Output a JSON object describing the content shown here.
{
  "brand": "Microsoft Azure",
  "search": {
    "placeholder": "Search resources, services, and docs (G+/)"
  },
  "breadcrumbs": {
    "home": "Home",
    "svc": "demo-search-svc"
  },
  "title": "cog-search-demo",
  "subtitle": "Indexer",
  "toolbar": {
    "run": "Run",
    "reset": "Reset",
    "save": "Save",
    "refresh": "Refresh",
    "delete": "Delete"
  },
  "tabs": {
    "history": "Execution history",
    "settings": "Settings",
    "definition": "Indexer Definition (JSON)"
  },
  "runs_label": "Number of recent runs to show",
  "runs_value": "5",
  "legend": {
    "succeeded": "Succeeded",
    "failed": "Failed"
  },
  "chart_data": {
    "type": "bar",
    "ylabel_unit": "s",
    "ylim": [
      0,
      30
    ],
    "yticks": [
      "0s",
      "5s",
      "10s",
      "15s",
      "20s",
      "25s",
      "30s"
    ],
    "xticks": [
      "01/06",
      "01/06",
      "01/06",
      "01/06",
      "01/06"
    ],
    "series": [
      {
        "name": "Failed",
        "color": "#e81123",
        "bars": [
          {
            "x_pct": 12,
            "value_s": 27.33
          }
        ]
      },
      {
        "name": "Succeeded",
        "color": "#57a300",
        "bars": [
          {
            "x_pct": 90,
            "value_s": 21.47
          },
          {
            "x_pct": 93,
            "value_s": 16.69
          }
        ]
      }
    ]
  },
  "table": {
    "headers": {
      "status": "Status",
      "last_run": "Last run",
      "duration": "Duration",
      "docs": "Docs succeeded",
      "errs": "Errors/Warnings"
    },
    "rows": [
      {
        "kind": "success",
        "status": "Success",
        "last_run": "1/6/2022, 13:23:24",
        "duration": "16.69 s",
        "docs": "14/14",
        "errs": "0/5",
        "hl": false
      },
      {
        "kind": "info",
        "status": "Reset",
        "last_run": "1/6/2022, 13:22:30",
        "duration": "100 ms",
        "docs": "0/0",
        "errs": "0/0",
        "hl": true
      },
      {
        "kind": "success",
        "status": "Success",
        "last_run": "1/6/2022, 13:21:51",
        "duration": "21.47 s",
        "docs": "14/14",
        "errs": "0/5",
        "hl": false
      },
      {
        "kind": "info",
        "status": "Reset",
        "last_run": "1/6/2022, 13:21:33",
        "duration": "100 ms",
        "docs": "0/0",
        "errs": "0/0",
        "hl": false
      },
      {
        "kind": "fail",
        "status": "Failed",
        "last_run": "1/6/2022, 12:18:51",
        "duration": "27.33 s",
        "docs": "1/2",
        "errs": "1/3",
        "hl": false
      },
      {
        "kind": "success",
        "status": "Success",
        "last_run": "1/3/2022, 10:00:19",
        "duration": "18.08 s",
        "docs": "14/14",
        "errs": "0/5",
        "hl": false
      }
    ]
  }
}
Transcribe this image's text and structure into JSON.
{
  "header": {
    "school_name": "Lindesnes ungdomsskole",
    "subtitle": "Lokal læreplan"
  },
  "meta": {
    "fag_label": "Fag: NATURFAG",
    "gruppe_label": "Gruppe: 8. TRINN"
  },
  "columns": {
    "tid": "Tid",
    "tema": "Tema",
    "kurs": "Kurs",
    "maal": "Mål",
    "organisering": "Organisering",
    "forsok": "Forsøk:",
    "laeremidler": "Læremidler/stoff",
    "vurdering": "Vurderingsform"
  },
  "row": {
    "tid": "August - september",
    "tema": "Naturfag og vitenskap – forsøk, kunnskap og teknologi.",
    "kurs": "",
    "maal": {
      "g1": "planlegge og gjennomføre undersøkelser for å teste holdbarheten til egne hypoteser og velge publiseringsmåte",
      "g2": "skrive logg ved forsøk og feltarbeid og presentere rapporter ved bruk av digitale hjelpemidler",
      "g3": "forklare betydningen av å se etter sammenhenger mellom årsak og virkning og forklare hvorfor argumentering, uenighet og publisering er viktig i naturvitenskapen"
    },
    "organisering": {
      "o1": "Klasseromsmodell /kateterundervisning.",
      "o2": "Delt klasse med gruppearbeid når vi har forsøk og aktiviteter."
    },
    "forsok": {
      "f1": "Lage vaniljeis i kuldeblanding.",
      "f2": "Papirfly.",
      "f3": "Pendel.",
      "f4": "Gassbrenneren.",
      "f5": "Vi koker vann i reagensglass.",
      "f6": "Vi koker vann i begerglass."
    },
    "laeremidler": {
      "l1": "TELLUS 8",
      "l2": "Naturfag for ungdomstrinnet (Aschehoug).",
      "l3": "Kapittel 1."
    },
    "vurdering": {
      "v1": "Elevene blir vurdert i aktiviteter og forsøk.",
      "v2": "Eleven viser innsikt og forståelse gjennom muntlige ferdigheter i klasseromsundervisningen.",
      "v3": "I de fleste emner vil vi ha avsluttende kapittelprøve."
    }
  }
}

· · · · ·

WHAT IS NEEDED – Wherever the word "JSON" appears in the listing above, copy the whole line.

ANSWER SPACE –
Output a JSON object describing the content shown here.
    "definition": "Indexer Definition (JSON)"
Transcribe this image's text and structure into JSON.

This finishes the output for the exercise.